The application for registration of the Trunki industrial design contained a computer assisted 3D design of the suitcase. From designers’ point of view, it was, probably, the best way to reflect the industrial design which harmonised with the technology used then by designers. Unfortunately, as the judgement on the Trunki case indicated, the use of the modern technology to prepare an application for registration can be unfavourable and, in marginal cases, like in the case of the dispute between Trunki and PMS, may result in the limitation of the protection solely to certain product characteristics which will be interpreted by the court out of the application for registration. In the worst case, the interpretation will not be consistent with the intention of the entity registering the design.

Idea outside protection

The judgement on the Trunki case also confirms one of the basic rules, applicable in the Polish statutory act as well, where the protection arising from the registration of an industrial design does not apply to the idea, i.e. the underlying concept of the creation, whatever the innovativeness.

The registration of the industrial design only protects the design within the specific manner of presentation of the product (i.e. the external form of the creation).

Therefore, it is essential to prepare a relevant application for registration in order to ensure the maximum, although limited, protection stemming from the registration of an industrial design.

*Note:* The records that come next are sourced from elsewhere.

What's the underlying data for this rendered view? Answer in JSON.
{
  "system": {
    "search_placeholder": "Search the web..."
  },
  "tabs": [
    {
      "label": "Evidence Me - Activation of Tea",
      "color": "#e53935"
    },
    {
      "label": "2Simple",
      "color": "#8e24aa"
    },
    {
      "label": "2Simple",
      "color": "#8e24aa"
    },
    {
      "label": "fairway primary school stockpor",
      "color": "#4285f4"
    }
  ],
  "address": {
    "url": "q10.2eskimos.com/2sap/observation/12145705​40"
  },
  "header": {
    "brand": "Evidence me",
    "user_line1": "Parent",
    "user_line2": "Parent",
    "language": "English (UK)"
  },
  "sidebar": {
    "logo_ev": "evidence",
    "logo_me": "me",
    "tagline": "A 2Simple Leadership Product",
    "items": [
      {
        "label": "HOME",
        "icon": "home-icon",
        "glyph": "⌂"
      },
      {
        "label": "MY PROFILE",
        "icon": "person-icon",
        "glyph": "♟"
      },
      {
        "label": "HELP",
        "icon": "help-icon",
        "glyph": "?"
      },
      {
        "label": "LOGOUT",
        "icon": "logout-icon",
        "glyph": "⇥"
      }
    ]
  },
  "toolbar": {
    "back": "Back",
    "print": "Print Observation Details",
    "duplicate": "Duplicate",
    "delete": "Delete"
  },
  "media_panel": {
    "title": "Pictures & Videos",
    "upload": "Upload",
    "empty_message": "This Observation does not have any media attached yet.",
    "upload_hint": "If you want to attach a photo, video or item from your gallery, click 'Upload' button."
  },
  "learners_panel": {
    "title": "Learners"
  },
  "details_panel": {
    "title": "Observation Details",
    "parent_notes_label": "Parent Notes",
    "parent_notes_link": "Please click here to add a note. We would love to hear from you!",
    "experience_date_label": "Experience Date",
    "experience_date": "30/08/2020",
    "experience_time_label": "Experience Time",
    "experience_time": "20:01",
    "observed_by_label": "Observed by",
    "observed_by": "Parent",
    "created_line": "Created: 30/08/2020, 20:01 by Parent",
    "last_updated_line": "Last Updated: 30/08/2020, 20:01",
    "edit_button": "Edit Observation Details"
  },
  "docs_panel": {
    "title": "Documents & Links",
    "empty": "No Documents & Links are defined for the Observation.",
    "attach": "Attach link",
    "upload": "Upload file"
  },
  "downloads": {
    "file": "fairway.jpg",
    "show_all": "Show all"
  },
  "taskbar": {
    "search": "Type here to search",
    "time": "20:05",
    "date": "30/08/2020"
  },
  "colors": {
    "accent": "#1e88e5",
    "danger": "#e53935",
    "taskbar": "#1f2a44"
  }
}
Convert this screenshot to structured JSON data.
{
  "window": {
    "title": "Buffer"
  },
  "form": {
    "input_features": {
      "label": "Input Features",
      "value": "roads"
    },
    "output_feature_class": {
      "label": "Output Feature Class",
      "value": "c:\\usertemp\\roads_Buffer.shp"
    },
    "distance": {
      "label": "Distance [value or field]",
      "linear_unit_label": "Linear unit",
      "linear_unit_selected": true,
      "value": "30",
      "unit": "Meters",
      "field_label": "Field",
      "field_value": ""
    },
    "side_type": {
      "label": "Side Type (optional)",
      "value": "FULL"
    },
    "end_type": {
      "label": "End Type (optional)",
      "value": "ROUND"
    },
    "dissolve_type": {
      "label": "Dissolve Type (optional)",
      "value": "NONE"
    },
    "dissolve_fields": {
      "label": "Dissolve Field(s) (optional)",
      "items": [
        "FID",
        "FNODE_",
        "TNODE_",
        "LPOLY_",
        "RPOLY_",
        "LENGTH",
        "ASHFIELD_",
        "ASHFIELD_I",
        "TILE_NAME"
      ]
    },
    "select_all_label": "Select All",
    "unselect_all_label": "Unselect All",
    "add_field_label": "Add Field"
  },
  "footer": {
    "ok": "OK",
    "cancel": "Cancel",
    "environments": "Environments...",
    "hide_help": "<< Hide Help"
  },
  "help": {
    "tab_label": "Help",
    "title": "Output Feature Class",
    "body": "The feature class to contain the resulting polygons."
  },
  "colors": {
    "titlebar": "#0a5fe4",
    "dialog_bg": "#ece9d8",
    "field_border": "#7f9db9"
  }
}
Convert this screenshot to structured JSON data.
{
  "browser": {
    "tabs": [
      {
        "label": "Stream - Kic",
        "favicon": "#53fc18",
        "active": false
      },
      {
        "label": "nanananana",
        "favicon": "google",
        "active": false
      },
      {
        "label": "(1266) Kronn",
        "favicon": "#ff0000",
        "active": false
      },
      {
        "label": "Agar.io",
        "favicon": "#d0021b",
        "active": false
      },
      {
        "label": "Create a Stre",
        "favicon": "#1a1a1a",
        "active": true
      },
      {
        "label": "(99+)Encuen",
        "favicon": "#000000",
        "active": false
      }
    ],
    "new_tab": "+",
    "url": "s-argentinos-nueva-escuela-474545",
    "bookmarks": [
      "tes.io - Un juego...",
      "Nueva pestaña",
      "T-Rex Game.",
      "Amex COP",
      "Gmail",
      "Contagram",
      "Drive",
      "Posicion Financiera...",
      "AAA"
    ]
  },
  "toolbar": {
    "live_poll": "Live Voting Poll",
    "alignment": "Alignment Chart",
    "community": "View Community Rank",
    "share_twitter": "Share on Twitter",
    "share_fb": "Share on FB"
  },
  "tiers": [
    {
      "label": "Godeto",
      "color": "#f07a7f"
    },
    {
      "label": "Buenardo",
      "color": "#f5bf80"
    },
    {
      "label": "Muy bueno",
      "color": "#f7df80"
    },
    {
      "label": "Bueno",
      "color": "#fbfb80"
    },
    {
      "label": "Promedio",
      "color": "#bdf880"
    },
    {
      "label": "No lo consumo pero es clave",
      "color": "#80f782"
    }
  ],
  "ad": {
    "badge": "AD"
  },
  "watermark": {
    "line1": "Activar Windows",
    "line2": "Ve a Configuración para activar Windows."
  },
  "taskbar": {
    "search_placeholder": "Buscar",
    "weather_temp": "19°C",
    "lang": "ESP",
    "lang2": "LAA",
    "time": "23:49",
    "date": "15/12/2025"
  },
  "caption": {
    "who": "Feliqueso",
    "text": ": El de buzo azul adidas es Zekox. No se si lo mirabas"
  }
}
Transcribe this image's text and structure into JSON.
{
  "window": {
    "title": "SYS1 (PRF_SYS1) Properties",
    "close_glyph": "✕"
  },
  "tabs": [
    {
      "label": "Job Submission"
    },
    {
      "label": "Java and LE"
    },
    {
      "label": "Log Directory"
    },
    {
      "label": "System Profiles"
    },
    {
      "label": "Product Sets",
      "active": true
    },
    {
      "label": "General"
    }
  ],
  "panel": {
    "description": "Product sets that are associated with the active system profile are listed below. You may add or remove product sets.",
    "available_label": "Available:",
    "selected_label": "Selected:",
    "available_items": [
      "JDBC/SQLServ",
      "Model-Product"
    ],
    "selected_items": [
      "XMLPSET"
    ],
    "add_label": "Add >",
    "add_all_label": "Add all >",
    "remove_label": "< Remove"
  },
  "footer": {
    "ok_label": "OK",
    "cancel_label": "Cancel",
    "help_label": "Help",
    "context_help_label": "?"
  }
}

The graphical presentation of the design to be registered is one of elements that must be properly presented, which is illustrated well by the judgement on the Trunki and Kiddee suitcases.

  1. Application for registration of an industrial design

To protect the industrial design in Poland, it must be adequately registered with the Patent Office.

The industrial property law provides for obligatory elements that must be specified in the application for registration. These are:

  • an application which contains at least:

– the name of an entity applying for registration;

– the specification of a thing to be registered, and

– a request for granting the right arising from registration;

  • an illustration of an industrial design.

In addition, the entity applying for registration may supplement a description that explains the illustration of an industrial design.

The illustration of an industrial design, including the explanatory description, if any, which plays an auxiliary role, is the most important element of the application for registration, in particular from the practical point of view.

As an industrial design is a form of a creation (or a part of a creation), the illustration of the industrial design at the application-for-registration stage is an element that, in particular in the case of a dispute concerning the violation of rights arising from the registration, which determines which elements of the creation are protected.

Given the case concerning the Trunki and Kiddee suitcases, the way a design is presented at the application-for-registration stage is likely to determine the scope of protection in disputes concerning the violation of rights arising from the registration.


Kamila Spalińska, Attorney-at-law